* **RECORDS FOR THIS TASK**
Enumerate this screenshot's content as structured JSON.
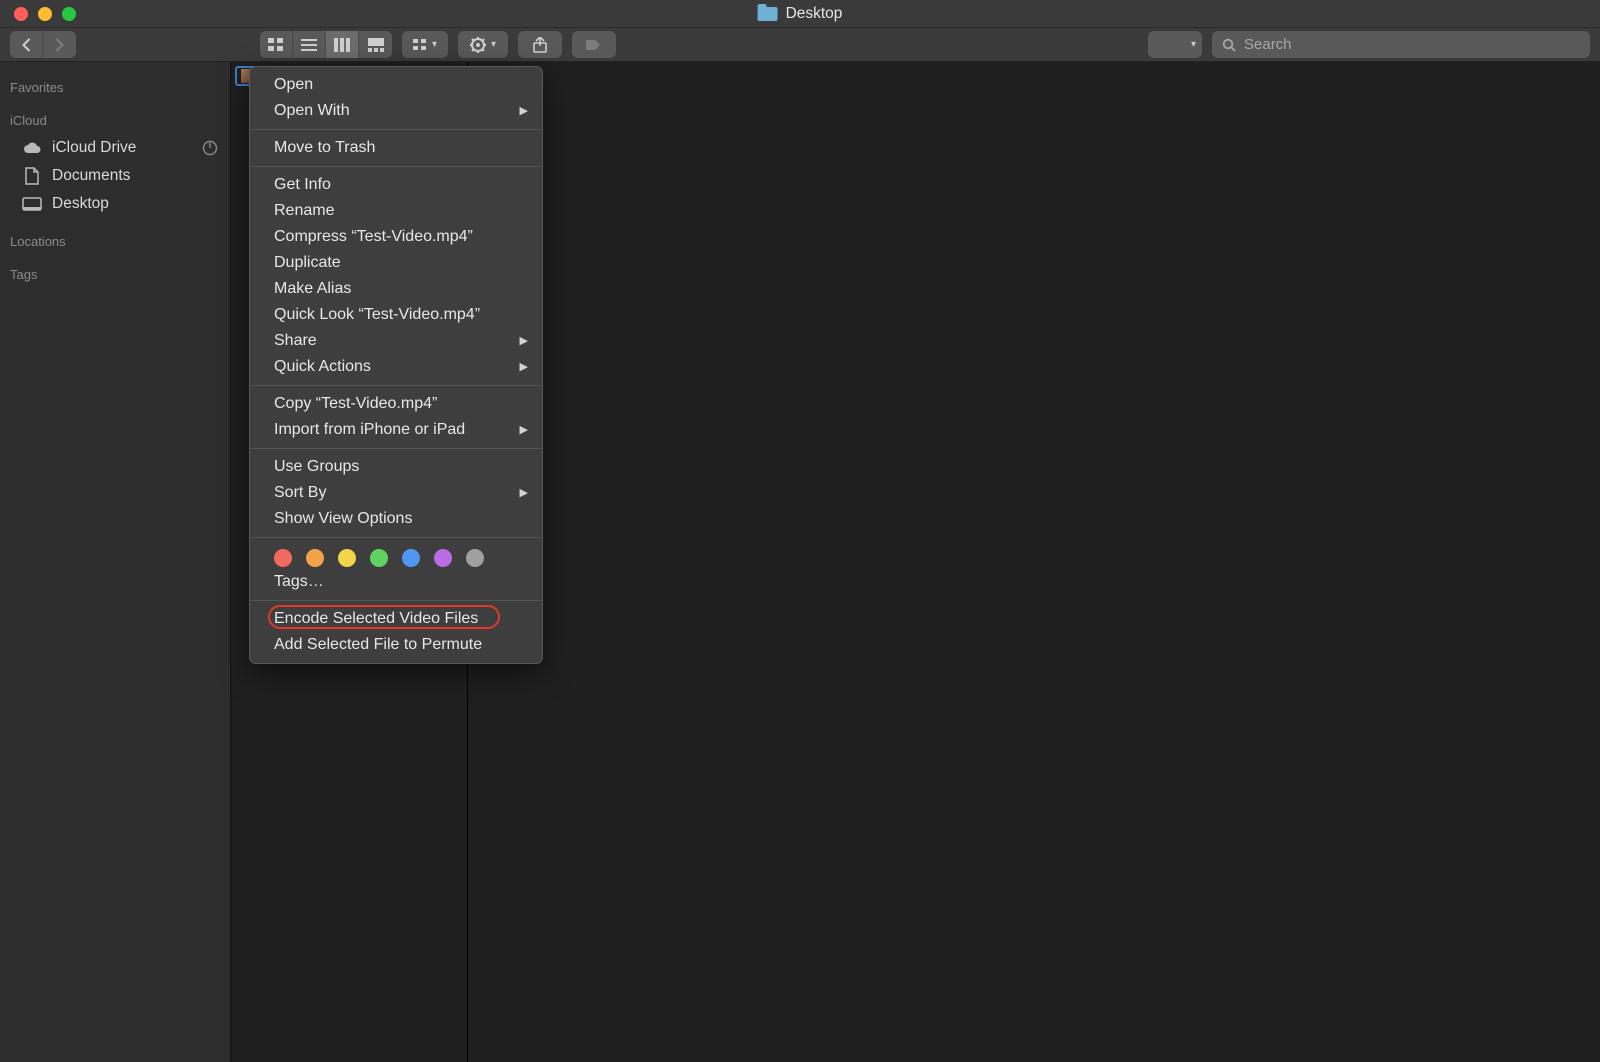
{
  "window": {
    "title": "Desktop"
  },
  "toolbar": {
    "search_placeholder": "Search"
  },
  "sidebar": {
    "sections": [
      {
        "header": "Favorites",
        "items": []
      },
      {
        "header": "iCloud",
        "items": [
          {
            "label": "iCloud Drive",
            "icon": "cloud",
            "badge": "pie"
          },
          {
            "label": "Documents",
            "icon": "doc"
          },
          {
            "label": "Desktop",
            "icon": "desktop"
          }
        ]
      },
      {
        "header": "Locations",
        "items": []
      },
      {
        "header": "Tags",
        "items": []
      }
    ]
  },
  "column": {
    "selected_file": "Test-Video.mp4"
  },
  "context_menu": {
    "groups": [
      [
        {
          "label": "Open"
        },
        {
          "label": "Open With",
          "submenu": true
        }
      ],
      [
        {
          "label": "Move to Trash"
        }
      ],
      [
        {
          "label": "Get Info"
        },
        {
          "label": "Rename"
        },
        {
          "label": "Compress “Test-Video.mp4”"
        },
        {
          "label": "Duplicate"
        },
        {
          "label": "Make Alias"
        },
        {
          "label": "Quick Look “Test-Video.mp4”"
        },
        {
          "label": "Share",
          "submenu": true
        },
        {
          "label": "Quick Actions",
          "submenu": true
        }
      ],
      [
        {
          "label": "Copy “Test-Video.mp4”"
        },
        {
          "label": "Import from iPhone or iPad",
          "submenu": true
        }
      ],
      [
        {
          "label": "Use Groups"
        },
        {
          "label": "Sort By",
          "submenu": true
        },
        {
          "label": "Show View Options"
        }
      ]
    ],
    "tag_colors": [
      "#f16a5e",
      "#f3a24a",
      "#f3d54a",
      "#61d260",
      "#4f97f0",
      "#bb6ae6",
      "#9ea0a2"
    ],
    "tags_label": "Tags…",
    "final_group": [
      {
        "label": "Encode Selected Video Files",
        "highlighted": true
      },
      {
        "label": "Add Selected File to Permute"
      }
    ]
  }
}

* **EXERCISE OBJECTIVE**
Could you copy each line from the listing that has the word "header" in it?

* **YOUR SOLUTION**
        "header": "Favorites",
        "header": "iCloud",
        "header": "Locations",
        "header": "Tags",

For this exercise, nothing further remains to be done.